June 16, 2008 § 3 Comments
Usually, when (most) people talk about anything postpartum they usually mean postpartum depression. I will not be addressing PPD in this post. Also, I must add that I’m not a trained professional. That said, I feel it important to write more on the postpartum period- and not in a fear-based way. I don’t think there’s anything to fear. I do think there’s a lot to learn and way more to support. A new mother (or new to more than one child) needs a lot of support- and I’m not talking about someone coming over to hold the baby while the mother showers. I mean more than that. Before going to Colombia, we met with a postpartum doula who does Ayurvedic postpartum care and in talking with her had a chance to reflect, even just a little, on my postpartum phase from a year and a half ago.
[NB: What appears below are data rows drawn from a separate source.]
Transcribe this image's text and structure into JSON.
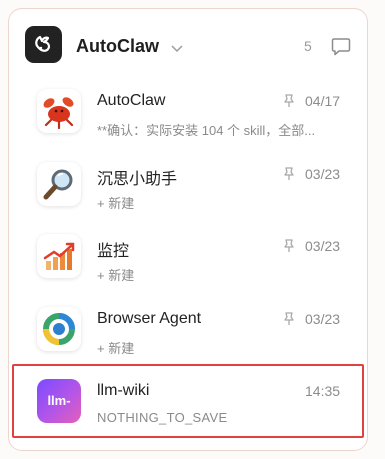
{
  "header": {
    "title": "AutoClaw",
    "count": "5",
    "logo_icon": "claw-logo-icon",
    "chevron_icon": "chevron-down-icon",
    "chat_icon": "chat-bubble-icon"
  },
  "colors": {
    "highlight_border": "#e0433f",
    "panel_border": "#ecd6cb",
    "llm_gradient_start": "#7a4bff",
    "llm_gradient_end": "#e45fb8"
  },
  "items": [
    {
      "name": "AutoClaw",
      "time": "04/17",
      "pinned": true,
      "preview": "**确认：实际安装 104 个 skill，全部...",
      "icon": "lobster-icon"
    },
    {
      "name": "沉思小助手",
      "time": "03/23",
      "pinned": true,
      "preview": "+ 新建",
      "icon": "magnifier-icon"
    },
    {
      "name": "监控",
      "time": "03/23",
      "pinned": true,
      "preview": "+ 新建",
      "icon": "growth-chart-icon"
    },
    {
      "name": "Browser Agent",
      "time": "03/23",
      "pinned": true,
      "preview": "+ 新建",
      "icon": "browser-ring-icon"
    },
    {
      "name": "llm-wiki",
      "time": "14:35",
      "pinned": false,
      "preview": "NOTHING_TO_SAVE",
      "avatar_text": "llm-",
      "icon": "llm-wiki-avatar"
    }
  ]
}
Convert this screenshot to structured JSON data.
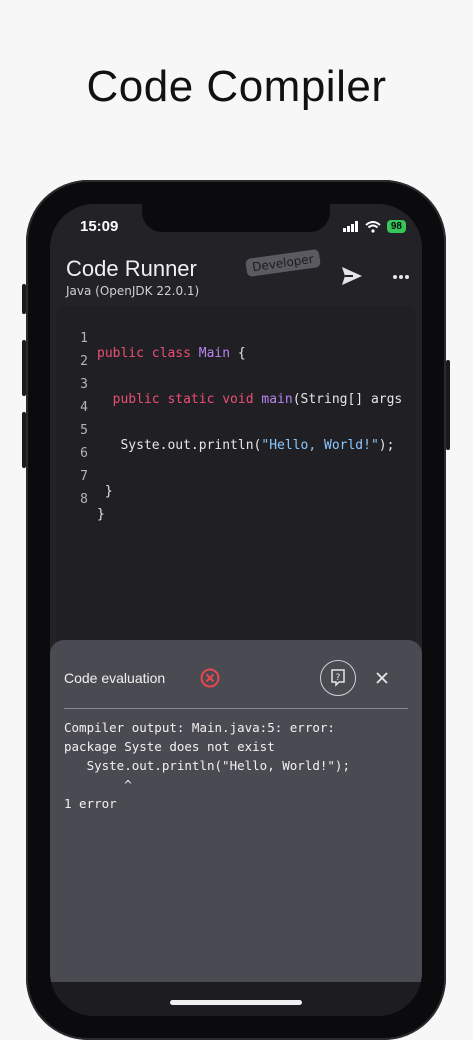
{
  "hero": {
    "title": "Code Compiler"
  },
  "status": {
    "time": "15:09",
    "battery": "98"
  },
  "app": {
    "title": "Code Runner",
    "subtitle": "Java (OpenJDK 22.0.1)",
    "badge": "Developer"
  },
  "editor": {
    "lines": [
      {
        "no": "1",
        "code": "public class Main {"
      },
      {
        "no": "2",
        "code": ""
      },
      {
        "no": "3",
        "code": "  public static void main(String[] args"
      },
      {
        "no": "4",
        "code": ""
      },
      {
        "no": "5",
        "code": "   Syste.out.println(\"Hello, World!\");"
      },
      {
        "no": "6",
        "code": ""
      },
      {
        "no": "7",
        "code": " }"
      },
      {
        "no": "8",
        "code": "}"
      }
    ]
  },
  "panel": {
    "title": "Code evaluation",
    "output": "Compiler output: Main.java:5: error:\npackage Syste does not exist\n   Syste.out.println(\"Hello, World!\");\n        ^\n1 error"
  },
  "icons": {
    "send": "send-icon",
    "more": "more-icon",
    "error": "error-circle-icon",
    "help": "help-icon",
    "close": "close-icon"
  },
  "colors": {
    "error": "#e5484d",
    "keyword": "#ea4f74",
    "class": "#b784ee",
    "string": "#8cc7ff"
  }
}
After giving birth to bilingual baby I was ecstatic. I had a great birth at home. It felt good to birth. It felt good to have bilingual baby next to me. Breastfeeding wasn’t easy at first, but compared to some of my friends, I had it easy even in the first couple of weeks. Of course, that even got easier as time led on. Bilingual papi was a huge help even though he was finishing up a semester of his Masters degree. I was urged by our medical team to do 3 things. Three things alone. Eat. Nurse. Sleep. I had no problem with that. There was food in the freezer and bilingual papi would get me what I needed, cook more, do dishes, pick up, do laundry, etc.
My mood was fine. I didn’t find myself really weepy beyond repair. I could always get back up after a good cry. I welcomed family and friends over and all seemed well. As medical and societal voices will echo: We had a beautiful healthy baby so I should be just fine.
This is not the point where the story turns dark and I start hating my baby. By no means. I felt an overwhelming love. A love I hadn’t felt until having a baby. A love that increased my capacity to love and feel compassion for others. It was truly life changing. As time wore on, something didn’t change though. I was still very open. Vulnerable. In a way you are after you’ve given birth. In most women, this eases up and your body “closes” as the weeks and months go by. It’s like the opening and closing of a flower through the seasons. Your body opens to its full capacity to give life and over the next couple of weeks, months and sometimes years, it returns to a “closed” position. The open position serves a purpose but can be very exhausting to continue this way. But I couldn’t pinpoint anything concrete that was “wrong”.
I had food. I had clothing. My baby was healthy. My house was clean. Laundry got done. Why was I feeling so unsettled? It was this opening during childbirth.
In Ayurvedic postpartum care, it is recommended that the mother rest at home for 6 weeks and during that time have others do the cooking and the household chores. In that time, a time when the mother is as vulnerable as the baby, the mother is nurtured with warm ayurvedic meals, a daily hot oil massage, and our doula also does a daily consultation, while visits from outside are limited. The point of all of this is to help warm up the mother after giving birth. This warming helps the mother “close” and complete the birthing process.
The thing I didn’t know the first time around was how vulnerable and defensive I would feel. Everything got to me and in part it is necessary to feel that way so that you can care for your new baby- someone who is even more vulnerable than you are. That defensiveness and high emotional state helps you protect your baby. It’s very instinctual but over time your body relaxes into a state that it can sustain- I’ll tell you that being so vulnerable and defensive is very exhausting.
So, this time around, I’d love to speed up the “closing” process. I say speed up but you have to know that it took me about a year (around the time I found out I was pregnant again) to complete that cycle, so really anything less than a year would be great. Already I feel a warming happening. This pregnancy already seems to be taking on a pace that I can sustain and it currently feels like it won’t take me that long to complete the cycle for this pregnancy.
For one, I feel very hot. Hotter than everyone around me. I didn’t feel this hot last pregnancy and I wonder if it’s my body being better prepared for what’s to come. Regardless, we’ll have Jill, our postpartum doula, to care for me while in that delicate state those first couple of days. I’m excited!